Excerpts from an interface dataset:
::::::::

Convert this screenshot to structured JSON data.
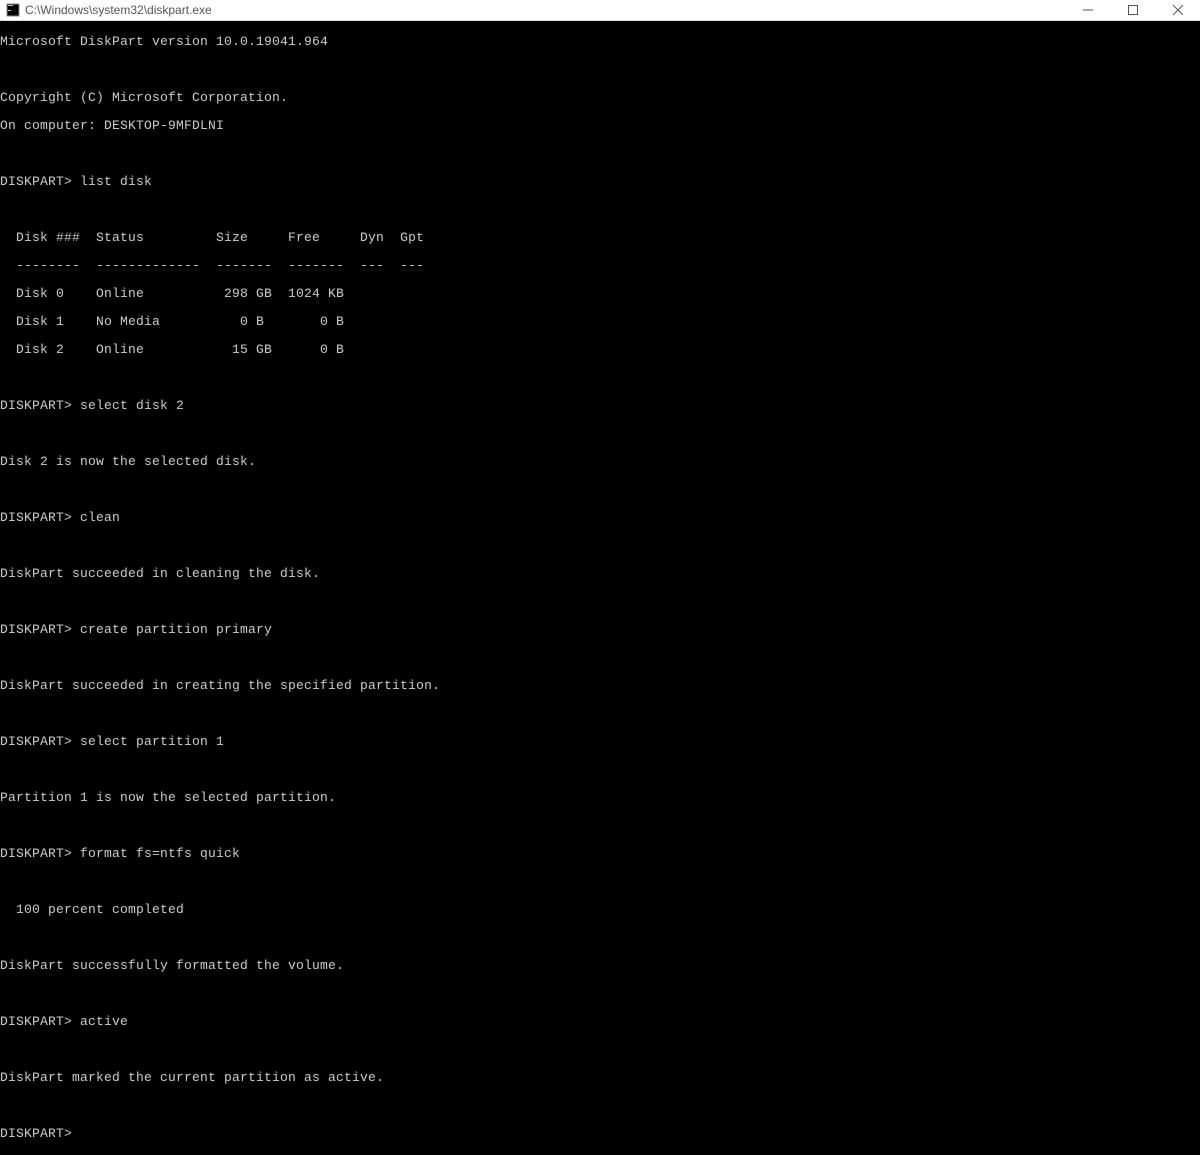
{
  "window": {
    "title": "C:\\Windows\\system32\\diskpart.exe"
  },
  "header": {
    "version_line": "Microsoft DiskPart version 10.0.19041.964",
    "copyright": "Copyright (C) Microsoft Corporation.",
    "computer": "On computer: DESKTOP-9MFDLNI"
  },
  "prompt": "DISKPART>",
  "commands": {
    "list_disk": "list disk",
    "select_disk": "select disk 2",
    "clean": "clean",
    "create_partition": "create partition primary",
    "select_partition": "select partition 1",
    "format": "format fs=ntfs quick",
    "active": "active"
  },
  "table": {
    "header": "  Disk ###  Status         Size     Free     Dyn  Gpt",
    "divider": "  --------  -------------  -------  -------  ---  ---",
    "rows": [
      "  Disk 0    Online          298 GB  1024 KB",
      "  Disk 1    No Media          0 B       0 B",
      "  Disk 2    Online           15 GB      0 B"
    ]
  },
  "responses": {
    "disk_selected": "Disk 2 is now the selected disk.",
    "clean_ok": "DiskPart succeeded in cleaning the disk.",
    "partition_created": "DiskPart succeeded in creating the specified partition.",
    "partition_selected": "Partition 1 is now the selected partition.",
    "format_progress": "  100 percent completed",
    "format_ok": "DiskPart successfully formatted the volume.",
    "active_ok": "DiskPart marked the current partition as active."
  }
}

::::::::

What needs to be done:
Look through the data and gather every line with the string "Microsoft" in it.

Solution to the problem:
    "version_line": "Microsoft DiskPart version 10.0.19041.964",
    "copyright": "Copyright (C) Microsoft Corporation.",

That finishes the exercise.